Millennials are known for their social consciousness, and numerous studies have shown that this generation, in particular, values brands and employers that emphasize doing good in the world. That's why companies like The Goddard School, Jennifer Adams Worldwide and Zimbra give their employees paid time off and/or flexible work hours to engage in volunteer projects. In another Business News Daily article, Zimbra CEO Patrick Brandt said civic engagement is a necessity in the modern workplace, and ultimately boosts staff morale.
Employees of Quicken Loans don't get into all events for free — just the ones happening at the Quicken Loans Arena in Cleveland. Quicken CEO Dan Gilbert owns the Cleveland Cavaliers, so workers get transportation and tickets to home games. They can also snag seats for the various concerts, comedy shows and other events happening at "The Q."
Quicken Loans' employees may get to attend basketball games, but Zynga staff members actually get to play on the company's full-size courts. The San Francisco-based gaming company (perhaps unsurprisingly) also has in-house relaxation lounges with classic arcade games and Nintendo, Xbox 360 and PS3 gaming systems for its workers to enjoy.
At Weebly, every employee gets a company credit card, presumably for anything the company's workers might need during the workday (with no set hours, just like Netflix's policy). As if that weren't enough, the web-hosting company also provides a $50 monthly credit to Exec, a housecleaning and errand-running service, for when its workers are too busy enjoying their free meals, gym membership or bimonthly massage.
As many recent grads struggle to pay off student loans, some companies are offering an attractive perk: student loan debt reimbursement. For example,PwC offers its employees $1,200 a year strictly toward student loan debt.
For every five years employees have been at Epic Systems, they are eligible for a four-week paid sabbatical. In addition, if they choose to travel during this time, the company helps fund the trip for each employee and one guest.

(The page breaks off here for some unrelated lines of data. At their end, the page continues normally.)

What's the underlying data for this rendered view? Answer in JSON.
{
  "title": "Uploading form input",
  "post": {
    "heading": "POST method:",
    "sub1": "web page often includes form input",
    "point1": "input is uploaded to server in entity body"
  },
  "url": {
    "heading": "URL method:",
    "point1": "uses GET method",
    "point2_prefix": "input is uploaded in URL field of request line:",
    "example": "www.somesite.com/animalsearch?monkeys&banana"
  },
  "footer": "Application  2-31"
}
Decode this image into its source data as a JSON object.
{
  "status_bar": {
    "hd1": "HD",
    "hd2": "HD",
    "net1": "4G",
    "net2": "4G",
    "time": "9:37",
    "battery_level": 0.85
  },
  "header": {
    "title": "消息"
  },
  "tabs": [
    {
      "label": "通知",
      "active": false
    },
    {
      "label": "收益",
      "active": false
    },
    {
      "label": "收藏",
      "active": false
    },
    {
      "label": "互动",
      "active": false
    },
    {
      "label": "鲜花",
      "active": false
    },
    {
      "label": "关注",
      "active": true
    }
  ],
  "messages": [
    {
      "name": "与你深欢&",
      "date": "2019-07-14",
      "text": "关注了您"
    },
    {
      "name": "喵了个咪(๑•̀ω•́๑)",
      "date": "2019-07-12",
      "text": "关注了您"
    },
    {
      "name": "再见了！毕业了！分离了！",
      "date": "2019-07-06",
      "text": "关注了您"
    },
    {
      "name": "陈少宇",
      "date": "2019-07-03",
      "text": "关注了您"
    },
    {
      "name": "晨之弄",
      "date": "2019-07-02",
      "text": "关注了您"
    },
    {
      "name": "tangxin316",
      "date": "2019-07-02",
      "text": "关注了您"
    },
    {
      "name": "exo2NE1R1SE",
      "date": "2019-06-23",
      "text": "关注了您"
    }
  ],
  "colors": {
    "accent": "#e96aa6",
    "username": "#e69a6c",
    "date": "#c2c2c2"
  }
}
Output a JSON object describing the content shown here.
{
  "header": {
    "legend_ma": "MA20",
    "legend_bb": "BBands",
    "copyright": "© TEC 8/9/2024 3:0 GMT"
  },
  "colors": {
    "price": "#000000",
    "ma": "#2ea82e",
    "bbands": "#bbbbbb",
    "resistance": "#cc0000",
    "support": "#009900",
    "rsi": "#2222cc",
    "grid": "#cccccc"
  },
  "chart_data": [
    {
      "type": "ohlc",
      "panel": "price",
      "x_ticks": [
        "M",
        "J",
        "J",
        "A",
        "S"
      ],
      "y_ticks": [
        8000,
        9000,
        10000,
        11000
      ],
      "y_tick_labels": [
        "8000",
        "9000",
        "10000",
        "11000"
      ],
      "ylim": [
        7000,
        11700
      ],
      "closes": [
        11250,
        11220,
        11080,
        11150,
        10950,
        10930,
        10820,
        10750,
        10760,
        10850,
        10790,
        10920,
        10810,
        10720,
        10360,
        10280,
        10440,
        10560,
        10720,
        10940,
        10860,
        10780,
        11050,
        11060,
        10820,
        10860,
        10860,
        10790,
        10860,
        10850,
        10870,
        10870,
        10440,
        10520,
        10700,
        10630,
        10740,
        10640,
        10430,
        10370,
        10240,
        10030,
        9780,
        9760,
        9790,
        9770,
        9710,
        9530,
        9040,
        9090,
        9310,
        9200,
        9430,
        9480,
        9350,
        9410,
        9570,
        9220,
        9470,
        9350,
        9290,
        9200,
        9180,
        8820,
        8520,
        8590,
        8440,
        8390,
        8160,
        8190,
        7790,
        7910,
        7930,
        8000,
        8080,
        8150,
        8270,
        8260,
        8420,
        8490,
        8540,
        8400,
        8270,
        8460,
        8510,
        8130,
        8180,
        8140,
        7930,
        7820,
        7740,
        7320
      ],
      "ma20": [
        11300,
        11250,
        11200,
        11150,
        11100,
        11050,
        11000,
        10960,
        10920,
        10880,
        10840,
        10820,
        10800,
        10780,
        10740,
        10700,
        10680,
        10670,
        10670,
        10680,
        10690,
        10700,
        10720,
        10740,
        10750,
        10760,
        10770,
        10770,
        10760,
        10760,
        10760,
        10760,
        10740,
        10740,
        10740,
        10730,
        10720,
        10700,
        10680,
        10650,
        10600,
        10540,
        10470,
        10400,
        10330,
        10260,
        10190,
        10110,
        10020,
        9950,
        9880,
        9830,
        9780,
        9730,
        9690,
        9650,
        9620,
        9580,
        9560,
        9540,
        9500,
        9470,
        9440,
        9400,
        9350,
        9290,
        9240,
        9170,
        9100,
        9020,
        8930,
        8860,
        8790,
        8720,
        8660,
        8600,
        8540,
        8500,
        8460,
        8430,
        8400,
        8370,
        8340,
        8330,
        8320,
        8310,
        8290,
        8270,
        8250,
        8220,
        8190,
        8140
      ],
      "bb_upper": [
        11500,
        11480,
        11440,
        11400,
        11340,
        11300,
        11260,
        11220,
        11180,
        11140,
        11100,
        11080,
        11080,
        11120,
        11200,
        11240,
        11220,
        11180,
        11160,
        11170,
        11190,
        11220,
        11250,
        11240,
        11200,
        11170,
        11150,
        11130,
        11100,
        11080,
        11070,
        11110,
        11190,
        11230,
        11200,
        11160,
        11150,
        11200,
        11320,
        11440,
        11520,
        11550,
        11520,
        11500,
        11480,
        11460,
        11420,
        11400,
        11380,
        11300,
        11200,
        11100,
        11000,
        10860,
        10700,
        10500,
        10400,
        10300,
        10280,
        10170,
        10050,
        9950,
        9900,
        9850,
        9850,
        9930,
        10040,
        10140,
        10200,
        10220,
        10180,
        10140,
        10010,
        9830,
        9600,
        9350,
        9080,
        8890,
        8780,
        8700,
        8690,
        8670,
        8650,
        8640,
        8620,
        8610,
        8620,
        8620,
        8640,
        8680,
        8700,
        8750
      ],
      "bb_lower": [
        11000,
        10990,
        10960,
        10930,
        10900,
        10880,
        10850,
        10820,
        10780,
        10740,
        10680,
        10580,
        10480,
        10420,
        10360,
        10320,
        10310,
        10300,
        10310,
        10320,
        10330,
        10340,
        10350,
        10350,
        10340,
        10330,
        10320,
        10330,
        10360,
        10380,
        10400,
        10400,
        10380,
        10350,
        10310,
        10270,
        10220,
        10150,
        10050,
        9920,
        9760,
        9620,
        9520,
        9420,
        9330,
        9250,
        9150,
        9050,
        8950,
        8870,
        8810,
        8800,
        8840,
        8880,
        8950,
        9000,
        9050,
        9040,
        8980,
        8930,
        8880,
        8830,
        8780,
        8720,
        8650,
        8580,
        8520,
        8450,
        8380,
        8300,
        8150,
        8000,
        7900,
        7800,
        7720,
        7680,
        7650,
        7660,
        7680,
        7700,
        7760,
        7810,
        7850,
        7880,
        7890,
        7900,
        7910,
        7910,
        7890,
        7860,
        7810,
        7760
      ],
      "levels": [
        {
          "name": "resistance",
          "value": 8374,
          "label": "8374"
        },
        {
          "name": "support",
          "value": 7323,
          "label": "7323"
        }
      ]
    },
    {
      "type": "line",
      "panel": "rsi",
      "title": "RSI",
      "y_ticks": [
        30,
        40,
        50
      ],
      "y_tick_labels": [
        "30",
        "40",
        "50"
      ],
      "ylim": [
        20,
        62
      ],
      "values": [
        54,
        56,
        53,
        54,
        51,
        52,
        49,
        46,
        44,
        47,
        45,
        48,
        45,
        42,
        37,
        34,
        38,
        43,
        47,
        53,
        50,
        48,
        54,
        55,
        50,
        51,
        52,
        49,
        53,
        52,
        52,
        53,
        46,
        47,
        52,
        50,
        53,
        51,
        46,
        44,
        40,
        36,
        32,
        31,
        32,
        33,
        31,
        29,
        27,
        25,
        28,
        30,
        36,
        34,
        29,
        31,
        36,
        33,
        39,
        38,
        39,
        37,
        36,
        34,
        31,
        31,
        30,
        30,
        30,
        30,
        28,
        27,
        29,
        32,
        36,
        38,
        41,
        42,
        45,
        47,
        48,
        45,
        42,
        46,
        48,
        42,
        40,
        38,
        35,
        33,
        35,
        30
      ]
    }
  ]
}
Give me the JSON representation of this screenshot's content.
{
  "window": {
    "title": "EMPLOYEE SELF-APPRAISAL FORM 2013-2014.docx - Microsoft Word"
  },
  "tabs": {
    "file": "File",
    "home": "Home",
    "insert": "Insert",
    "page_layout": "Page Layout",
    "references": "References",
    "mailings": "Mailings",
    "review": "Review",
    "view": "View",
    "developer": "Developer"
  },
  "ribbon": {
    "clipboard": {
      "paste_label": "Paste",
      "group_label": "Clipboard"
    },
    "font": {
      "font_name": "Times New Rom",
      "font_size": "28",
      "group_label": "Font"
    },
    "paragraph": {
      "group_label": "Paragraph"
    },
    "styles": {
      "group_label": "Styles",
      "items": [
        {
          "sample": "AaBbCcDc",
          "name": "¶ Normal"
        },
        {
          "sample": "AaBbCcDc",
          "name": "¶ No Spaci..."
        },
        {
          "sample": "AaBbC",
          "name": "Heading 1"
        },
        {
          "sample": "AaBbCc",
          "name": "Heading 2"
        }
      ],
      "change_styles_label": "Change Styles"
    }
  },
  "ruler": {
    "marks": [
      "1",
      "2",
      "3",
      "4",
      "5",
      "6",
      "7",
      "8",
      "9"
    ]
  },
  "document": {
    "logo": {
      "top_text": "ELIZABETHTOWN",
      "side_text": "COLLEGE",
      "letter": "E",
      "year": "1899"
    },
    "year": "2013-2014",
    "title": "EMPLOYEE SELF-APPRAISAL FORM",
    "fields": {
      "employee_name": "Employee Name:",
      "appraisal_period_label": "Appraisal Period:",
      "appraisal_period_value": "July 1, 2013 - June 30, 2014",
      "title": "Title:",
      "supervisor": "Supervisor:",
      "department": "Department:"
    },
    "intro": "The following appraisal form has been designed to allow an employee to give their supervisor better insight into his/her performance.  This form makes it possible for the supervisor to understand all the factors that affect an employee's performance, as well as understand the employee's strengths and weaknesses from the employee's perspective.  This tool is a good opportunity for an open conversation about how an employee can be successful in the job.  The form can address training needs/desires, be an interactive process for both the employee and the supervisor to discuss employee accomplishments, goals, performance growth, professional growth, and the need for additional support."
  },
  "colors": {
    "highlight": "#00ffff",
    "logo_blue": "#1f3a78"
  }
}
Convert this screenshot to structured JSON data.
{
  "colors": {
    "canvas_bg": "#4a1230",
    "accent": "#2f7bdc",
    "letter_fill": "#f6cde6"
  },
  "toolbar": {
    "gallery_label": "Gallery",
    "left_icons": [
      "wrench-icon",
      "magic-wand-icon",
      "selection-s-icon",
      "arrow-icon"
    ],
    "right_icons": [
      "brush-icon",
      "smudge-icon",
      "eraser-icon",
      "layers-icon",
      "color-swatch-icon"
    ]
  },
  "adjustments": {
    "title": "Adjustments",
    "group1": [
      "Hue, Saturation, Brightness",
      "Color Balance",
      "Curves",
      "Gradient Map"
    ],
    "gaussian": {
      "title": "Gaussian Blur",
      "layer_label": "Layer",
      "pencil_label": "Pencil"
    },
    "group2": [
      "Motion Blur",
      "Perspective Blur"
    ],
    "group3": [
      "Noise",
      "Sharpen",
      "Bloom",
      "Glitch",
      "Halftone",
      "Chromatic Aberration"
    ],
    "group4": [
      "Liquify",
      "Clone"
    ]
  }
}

Snow days aren't just for students: Employees of Burton celebrate "snow days" with their season ski passes, courtesy of the company. Burton is based in Burlington, Vermont, which offers beautiful scenery as well as ski resorts within an hour's drive, so workers are guaranteed some fun on the slopes.
Source: Business News Daily